**The data:**
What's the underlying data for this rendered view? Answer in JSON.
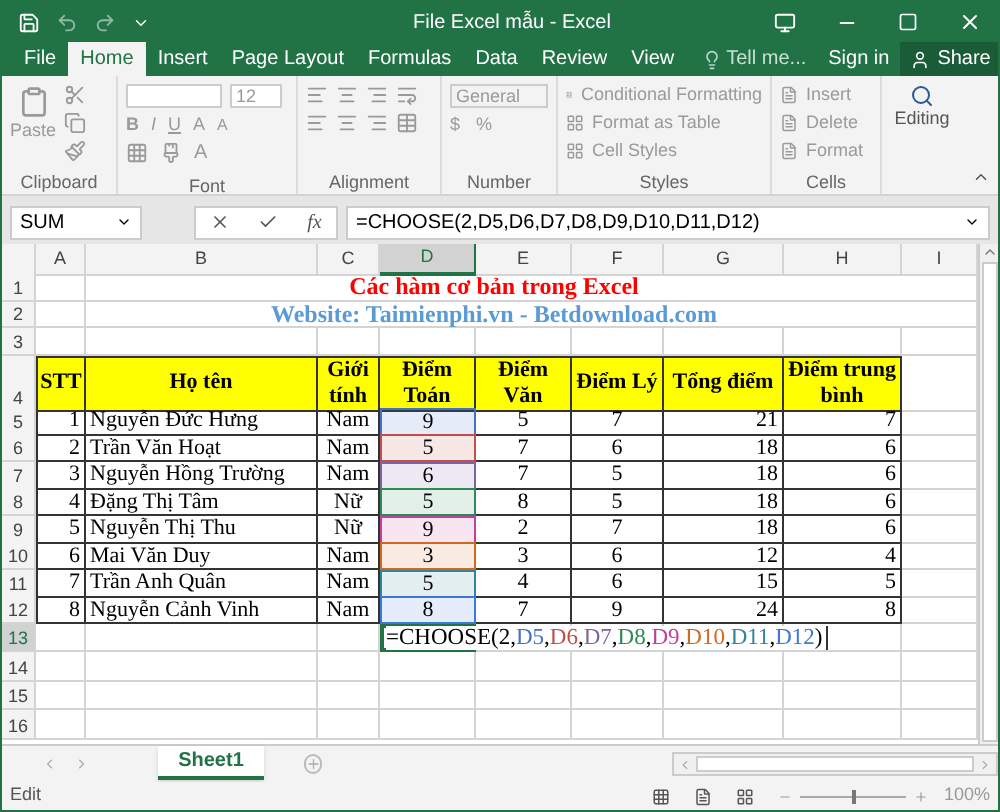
{
  "window": {
    "title": "File Excel mẫu - Excel"
  },
  "tabs": [
    {
      "label": "File",
      "selected": false
    },
    {
      "label": "Home",
      "selected": true
    },
    {
      "label": "Insert",
      "selected": false
    },
    {
      "label": "Page Layout",
      "selected": false
    },
    {
      "label": "Formulas",
      "selected": false
    },
    {
      "label": "Data",
      "selected": false
    },
    {
      "label": "Review",
      "selected": false
    },
    {
      "label": "View",
      "selected": false
    }
  ],
  "tell_me": {
    "placeholder": "Tell me..."
  },
  "sign_in": "Sign in",
  "share": "Share",
  "ribbon": {
    "clipboard": {
      "label": "Clipboard",
      "paste": "Paste"
    },
    "font": {
      "label": "Font",
      "size": "12",
      "buttons": [
        "B",
        "I",
        "U",
        "A",
        "A"
      ],
      "font_color": "A"
    },
    "alignment": {
      "label": "Alignment"
    },
    "number": {
      "label": "Number",
      "format": "General",
      "currency": "$",
      "percent": "%"
    },
    "styles": {
      "label": "Styles",
      "items": [
        "Conditional Formatting",
        "Format as Table",
        "Cell Styles"
      ]
    },
    "cells": {
      "label": "Cells",
      "items": [
        "Insert",
        "Delete",
        "Format"
      ]
    },
    "editing": {
      "label": "Editing"
    }
  },
  "fx": "fx",
  "name_box": "SUM",
  "formula": "=CHOOSE(2,D5,D6,D7,D8,D9,D10,D11,D12)",
  "columns": [
    {
      "label": "A",
      "selected": false
    },
    {
      "label": "B",
      "selected": false
    },
    {
      "label": "C",
      "selected": false
    },
    {
      "label": "D",
      "selected": true
    },
    {
      "label": "E",
      "selected": false
    },
    {
      "label": "F",
      "selected": false
    },
    {
      "label": "G",
      "selected": false
    },
    {
      "label": "H",
      "selected": false
    },
    {
      "label": "I",
      "selected": false
    }
  ],
  "row_numbers": [
    {
      "label": "1",
      "selected": false
    },
    {
      "label": "2",
      "selected": false
    },
    {
      "label": "3",
      "selected": false
    },
    {
      "label": "4",
      "selected": false
    },
    {
      "label": "5",
      "selected": false
    },
    {
      "label": "6",
      "selected": false
    },
    {
      "label": "7",
      "selected": false
    },
    {
      "label": "8",
      "selected": false
    },
    {
      "label": "9",
      "selected": false
    },
    {
      "label": "10",
      "selected": false
    },
    {
      "label": "11",
      "selected": false
    },
    {
      "label": "12",
      "selected": false
    },
    {
      "label": "13",
      "selected": true
    },
    {
      "label": "14",
      "selected": false
    },
    {
      "label": "15",
      "selected": false
    },
    {
      "label": "16",
      "selected": false
    }
  ],
  "sheet_title": "Các hàm cơ bản trong Excel",
  "website": "Website: Taimienphi.vn - Betdownload.com",
  "table": {
    "columns": [
      "STT",
      "Họ tên",
      "Giới tính",
      "Điểm Toán",
      "Điểm Văn",
      "Điểm Lý",
      "Tổng điểm",
      "Điểm trung bình"
    ],
    "rows": [
      {
        "cells": [
          "1",
          "Nguyễn Đức Hưng",
          "Nam",
          "9",
          "5",
          "7",
          "21",
          "7"
        ],
        "color": "#4472c4"
      },
      {
        "cells": [
          "2",
          "Trần Văn Hoạt",
          "Nam",
          "5",
          "7",
          "6",
          "18",
          "6"
        ],
        "color": "#c0504d"
      },
      {
        "cells": [
          "3",
          "Nguyễn Hồng Trường",
          "Nam",
          "6",
          "7",
          "5",
          "18",
          "6"
        ],
        "color": "#8064a2"
      },
      {
        "cells": [
          "4",
          "Đặng Thị Tâm",
          "Nữ",
          "5",
          "8",
          "5",
          "18",
          "6"
        ],
        "color": "#2e8b57"
      },
      {
        "cells": [
          "5",
          "Nguyễn Thị Thu",
          "Nữ",
          "9",
          "2",
          "7",
          "18",
          "6"
        ],
        "color": "#c0409a"
      },
      {
        "cells": [
          "6",
          "Mai Văn Duy",
          "Nam",
          "3",
          "3",
          "6",
          "12",
          "4"
        ],
        "color": "#d2691e"
      },
      {
        "cells": [
          "7",
          "Trần Anh Quân",
          "Nam",
          "5",
          "4",
          "6",
          "15",
          "5"
        ],
        "color": "#31849b"
      },
      {
        "cells": [
          "8",
          "Nguyễn Cảnh Vinh",
          "Nam",
          "8",
          "7",
          "9",
          "24",
          "8"
        ],
        "color": "#3c78d8"
      }
    ]
  },
  "formula_cell": [
    {
      "text": "=CHOOSE(2,",
      "color": "#000000"
    },
    {
      "text": "D5",
      "color": "#4472c4"
    },
    {
      "text": ",",
      "color": "#000000"
    },
    {
      "text": "D6",
      "color": "#c0504d"
    },
    {
      "text": ",",
      "color": "#000000"
    },
    {
      "text": "D7",
      "color": "#8064a2"
    },
    {
      "text": ",",
      "color": "#000000"
    },
    {
      "text": "D8",
      "color": "#2e8b57"
    },
    {
      "text": ",",
      "color": "#000000"
    },
    {
      "text": "D9",
      "color": "#c0409a"
    },
    {
      "text": ",",
      "color": "#000000"
    },
    {
      "text": "D10",
      "color": "#d2691e"
    },
    {
      "text": ",",
      "color": "#000000"
    },
    {
      "text": "D11",
      "color": "#31849b"
    },
    {
      "text": ",",
      "color": "#000000"
    },
    {
      "text": "D12",
      "color": "#3c78d8"
    },
    {
      "text": ")",
      "color": "#000000"
    }
  ],
  "sheets": [
    {
      "label": "Sheet1",
      "selected": true
    }
  ],
  "status": "Edit",
  "zoom_slider": {
    "level": 0.5
  },
  "zoom": "100%"
}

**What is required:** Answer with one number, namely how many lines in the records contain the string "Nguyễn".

**Your solution:** 4